Glendening doesn't want salary increase $120,000 is fair, governor says in letter

October 31, 1997|By Thomas W. Waldron | Thomas W. Waldron,SUN STAFF

Gov. Parris N. Glendening wants to make one thing perfectly clear -- he does not think the salary for the governor's office should be raised.

Yesterday, Glendening released a letter he sent last week to a commission studying whether to raise the salary of the office of governor after next year's election.

The office carries a salary of $120,000 a year.

The governor made his position known after enduring more than a week of critical editorials and news accounts that suggested he was advocating a raise for himself.

"Concerning the salaries of the Governor and Lieutenant Governor, I believe the current compensation is fair and reasonable," Glendening wrote in an Oct. 23 letter to Baltimore attorney George Russell, the chairman of the Governor's Salary Commission.

In a procedure established in the Maryland Constitution, a commission meets in the year before a gubernatorial election and recommends salaries for statewide elected officials. The General Assembly can reduce the recommended salary but cannot increase it.

The new salary takes effect for the governor elected the next year.

Ellen R. Sauerbrey, the 1994 Republican nominee for governor who is running again, has said she would accept only the average salary for governors across the country and would return anything above that to the state treasury.

A spokesman for Glendening said the governor had not decided whether he would accept a larger salary if one were approved by the General Assembly and he won re-election.

Pub Date: 10/31/97

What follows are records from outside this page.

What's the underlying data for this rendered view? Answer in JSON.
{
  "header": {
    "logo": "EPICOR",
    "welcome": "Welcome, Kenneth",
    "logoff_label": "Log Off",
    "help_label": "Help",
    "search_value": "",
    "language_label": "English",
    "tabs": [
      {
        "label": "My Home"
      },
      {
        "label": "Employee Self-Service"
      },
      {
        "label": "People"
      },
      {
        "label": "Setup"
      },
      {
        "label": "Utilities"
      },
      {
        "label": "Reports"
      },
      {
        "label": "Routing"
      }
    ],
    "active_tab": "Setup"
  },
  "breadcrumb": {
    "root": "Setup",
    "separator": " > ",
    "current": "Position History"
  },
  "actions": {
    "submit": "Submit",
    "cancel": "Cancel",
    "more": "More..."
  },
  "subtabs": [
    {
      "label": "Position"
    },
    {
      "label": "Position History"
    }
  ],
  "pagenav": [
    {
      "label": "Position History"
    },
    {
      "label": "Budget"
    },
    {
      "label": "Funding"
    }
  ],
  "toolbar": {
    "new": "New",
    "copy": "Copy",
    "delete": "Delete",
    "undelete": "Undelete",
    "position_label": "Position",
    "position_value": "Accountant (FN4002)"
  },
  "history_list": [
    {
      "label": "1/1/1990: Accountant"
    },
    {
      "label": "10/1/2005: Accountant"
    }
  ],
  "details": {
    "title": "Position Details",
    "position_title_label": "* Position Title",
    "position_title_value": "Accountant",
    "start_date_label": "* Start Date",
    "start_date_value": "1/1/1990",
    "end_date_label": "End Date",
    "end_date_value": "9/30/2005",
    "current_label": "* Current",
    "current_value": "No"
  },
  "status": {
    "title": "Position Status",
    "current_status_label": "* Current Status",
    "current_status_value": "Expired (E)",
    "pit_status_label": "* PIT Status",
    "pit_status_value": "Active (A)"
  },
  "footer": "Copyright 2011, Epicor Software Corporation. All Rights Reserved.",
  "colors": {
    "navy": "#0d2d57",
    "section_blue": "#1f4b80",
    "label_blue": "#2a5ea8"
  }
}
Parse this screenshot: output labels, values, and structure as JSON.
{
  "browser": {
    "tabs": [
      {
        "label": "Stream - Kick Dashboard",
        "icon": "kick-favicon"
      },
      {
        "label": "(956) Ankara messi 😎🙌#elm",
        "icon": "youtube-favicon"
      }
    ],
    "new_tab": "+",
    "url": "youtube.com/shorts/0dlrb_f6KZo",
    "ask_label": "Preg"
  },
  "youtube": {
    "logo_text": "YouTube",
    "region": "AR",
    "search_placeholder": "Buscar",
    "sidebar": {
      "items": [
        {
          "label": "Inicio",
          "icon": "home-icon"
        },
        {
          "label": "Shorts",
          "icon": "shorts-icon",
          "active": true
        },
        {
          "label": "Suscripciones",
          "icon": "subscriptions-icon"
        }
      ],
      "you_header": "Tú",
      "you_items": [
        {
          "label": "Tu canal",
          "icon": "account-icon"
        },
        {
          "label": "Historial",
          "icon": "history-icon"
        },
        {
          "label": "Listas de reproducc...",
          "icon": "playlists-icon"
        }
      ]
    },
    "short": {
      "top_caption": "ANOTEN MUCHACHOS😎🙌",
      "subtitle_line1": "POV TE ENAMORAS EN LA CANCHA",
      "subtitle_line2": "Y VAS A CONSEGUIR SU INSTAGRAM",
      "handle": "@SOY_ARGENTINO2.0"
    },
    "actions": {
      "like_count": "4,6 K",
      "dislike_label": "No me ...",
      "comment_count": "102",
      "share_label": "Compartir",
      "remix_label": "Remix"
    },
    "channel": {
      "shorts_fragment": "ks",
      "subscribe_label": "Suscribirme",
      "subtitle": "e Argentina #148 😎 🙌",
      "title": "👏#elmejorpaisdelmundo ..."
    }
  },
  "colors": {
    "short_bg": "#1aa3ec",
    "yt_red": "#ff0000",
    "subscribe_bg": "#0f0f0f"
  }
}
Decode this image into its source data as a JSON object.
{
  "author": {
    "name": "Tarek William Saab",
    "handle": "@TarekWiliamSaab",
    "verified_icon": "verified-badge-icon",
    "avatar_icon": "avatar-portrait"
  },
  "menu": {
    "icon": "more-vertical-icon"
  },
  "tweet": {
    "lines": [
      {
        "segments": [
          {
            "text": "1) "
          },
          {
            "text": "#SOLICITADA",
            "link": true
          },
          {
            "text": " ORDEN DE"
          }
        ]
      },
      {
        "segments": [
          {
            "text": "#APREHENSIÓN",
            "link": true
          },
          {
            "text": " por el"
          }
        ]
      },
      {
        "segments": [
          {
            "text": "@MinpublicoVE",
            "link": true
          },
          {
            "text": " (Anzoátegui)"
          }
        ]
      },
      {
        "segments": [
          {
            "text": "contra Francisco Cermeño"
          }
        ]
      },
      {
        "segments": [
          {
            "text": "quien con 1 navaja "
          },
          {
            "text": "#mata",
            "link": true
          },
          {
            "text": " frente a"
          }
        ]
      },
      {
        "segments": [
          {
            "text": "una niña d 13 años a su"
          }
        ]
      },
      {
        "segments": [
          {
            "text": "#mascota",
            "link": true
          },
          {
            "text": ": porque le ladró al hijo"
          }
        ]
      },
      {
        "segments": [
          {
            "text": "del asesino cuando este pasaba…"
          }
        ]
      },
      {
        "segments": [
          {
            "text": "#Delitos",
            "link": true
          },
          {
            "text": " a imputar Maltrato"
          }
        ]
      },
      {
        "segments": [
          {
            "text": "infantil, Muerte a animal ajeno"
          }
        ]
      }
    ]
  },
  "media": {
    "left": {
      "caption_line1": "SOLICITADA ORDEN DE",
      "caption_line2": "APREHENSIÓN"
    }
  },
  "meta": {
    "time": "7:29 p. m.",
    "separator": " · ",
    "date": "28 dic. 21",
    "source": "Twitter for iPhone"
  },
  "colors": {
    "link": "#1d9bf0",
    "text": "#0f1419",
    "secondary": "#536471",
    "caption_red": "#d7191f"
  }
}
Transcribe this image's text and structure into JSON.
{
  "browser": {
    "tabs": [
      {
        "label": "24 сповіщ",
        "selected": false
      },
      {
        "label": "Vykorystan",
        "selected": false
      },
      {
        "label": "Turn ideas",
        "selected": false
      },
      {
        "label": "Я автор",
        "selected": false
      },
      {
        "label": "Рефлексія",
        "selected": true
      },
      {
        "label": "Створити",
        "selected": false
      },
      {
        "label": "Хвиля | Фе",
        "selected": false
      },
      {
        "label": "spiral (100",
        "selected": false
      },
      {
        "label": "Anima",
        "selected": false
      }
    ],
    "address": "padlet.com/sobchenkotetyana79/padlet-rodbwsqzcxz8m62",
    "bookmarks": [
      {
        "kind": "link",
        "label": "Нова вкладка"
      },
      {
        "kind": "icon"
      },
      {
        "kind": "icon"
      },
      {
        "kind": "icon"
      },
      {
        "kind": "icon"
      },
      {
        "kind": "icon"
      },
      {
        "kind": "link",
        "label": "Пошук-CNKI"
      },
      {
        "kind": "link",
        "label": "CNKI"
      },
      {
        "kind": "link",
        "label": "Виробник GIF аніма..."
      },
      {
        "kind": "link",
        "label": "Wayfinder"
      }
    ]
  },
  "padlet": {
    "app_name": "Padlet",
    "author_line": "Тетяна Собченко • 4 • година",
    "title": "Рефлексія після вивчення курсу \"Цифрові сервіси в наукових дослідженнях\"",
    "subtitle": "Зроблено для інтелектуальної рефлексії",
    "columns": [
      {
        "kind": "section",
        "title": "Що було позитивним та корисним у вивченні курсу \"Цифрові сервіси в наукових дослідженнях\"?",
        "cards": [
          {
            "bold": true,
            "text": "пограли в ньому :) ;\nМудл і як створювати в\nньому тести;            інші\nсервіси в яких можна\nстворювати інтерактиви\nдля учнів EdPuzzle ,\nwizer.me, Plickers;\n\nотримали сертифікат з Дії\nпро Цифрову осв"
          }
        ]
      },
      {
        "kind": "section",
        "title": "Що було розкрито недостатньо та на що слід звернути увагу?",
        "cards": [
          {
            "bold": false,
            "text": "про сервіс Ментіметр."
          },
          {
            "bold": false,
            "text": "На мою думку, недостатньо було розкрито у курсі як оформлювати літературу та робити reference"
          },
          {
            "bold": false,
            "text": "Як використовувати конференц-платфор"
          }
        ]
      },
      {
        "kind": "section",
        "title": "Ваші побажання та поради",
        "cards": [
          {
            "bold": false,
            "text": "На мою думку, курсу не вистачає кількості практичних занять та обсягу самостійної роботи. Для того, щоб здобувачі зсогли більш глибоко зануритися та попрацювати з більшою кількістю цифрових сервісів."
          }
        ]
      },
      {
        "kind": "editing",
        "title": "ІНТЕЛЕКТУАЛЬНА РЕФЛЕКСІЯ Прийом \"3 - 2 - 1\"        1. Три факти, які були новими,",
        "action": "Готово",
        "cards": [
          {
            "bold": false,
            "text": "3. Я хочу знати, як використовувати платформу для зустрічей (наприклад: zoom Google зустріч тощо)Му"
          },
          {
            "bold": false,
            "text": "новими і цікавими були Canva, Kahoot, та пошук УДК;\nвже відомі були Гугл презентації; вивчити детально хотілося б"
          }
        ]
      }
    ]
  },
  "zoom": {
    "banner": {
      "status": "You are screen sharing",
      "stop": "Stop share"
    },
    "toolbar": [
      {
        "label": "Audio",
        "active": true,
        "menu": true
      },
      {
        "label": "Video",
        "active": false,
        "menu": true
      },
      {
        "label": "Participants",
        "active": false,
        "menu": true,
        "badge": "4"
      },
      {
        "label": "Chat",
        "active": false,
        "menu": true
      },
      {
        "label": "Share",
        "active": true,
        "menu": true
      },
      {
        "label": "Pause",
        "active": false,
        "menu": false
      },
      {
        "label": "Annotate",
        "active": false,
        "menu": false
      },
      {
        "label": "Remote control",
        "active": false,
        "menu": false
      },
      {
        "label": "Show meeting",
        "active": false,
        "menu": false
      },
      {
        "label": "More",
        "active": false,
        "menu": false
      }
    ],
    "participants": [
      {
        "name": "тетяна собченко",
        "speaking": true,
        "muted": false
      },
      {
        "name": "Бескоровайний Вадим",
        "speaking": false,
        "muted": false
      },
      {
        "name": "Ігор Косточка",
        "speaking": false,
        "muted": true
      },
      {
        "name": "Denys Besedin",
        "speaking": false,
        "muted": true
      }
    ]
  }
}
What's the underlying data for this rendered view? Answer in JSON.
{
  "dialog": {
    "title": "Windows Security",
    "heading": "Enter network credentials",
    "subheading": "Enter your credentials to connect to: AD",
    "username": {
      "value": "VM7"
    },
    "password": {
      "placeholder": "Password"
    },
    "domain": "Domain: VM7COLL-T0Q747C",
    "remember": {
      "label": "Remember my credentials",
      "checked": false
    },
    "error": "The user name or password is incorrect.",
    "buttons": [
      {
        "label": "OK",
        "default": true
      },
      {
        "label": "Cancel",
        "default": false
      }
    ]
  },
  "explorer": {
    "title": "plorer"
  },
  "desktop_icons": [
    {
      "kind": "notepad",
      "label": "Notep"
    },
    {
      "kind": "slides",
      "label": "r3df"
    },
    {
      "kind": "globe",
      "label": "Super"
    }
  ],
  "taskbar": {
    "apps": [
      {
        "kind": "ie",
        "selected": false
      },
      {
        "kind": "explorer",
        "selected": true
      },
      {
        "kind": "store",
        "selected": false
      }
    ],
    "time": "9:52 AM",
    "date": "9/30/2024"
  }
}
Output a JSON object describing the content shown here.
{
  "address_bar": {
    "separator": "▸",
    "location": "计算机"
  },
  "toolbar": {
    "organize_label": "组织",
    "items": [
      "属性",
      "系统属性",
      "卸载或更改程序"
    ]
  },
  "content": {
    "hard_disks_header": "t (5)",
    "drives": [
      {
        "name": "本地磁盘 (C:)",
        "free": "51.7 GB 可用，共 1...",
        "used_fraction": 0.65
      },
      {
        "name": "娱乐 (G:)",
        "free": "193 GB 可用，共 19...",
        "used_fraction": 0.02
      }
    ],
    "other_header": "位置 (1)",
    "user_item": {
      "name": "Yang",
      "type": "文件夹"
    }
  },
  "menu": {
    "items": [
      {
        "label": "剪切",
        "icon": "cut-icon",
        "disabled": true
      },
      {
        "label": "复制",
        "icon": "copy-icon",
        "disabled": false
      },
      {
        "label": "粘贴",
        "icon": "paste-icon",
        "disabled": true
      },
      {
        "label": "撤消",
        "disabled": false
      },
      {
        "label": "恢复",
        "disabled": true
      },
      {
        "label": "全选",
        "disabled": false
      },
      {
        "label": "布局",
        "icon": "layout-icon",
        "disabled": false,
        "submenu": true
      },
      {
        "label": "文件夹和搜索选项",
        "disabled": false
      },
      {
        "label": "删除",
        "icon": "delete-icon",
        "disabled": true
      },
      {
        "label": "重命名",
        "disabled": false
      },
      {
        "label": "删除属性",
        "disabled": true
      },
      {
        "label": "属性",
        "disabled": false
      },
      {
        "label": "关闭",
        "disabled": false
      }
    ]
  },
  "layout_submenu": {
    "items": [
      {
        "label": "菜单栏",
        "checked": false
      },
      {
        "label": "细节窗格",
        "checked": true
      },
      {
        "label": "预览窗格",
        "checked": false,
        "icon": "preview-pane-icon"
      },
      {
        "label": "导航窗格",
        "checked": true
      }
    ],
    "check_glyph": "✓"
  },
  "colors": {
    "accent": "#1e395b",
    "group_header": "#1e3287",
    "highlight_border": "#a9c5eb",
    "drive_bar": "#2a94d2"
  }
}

Baltimore Sun Articles
Please note the green-lined linked article text has been applied commercially without any involvement from our newsroom editors, reporters or any other editorial staff.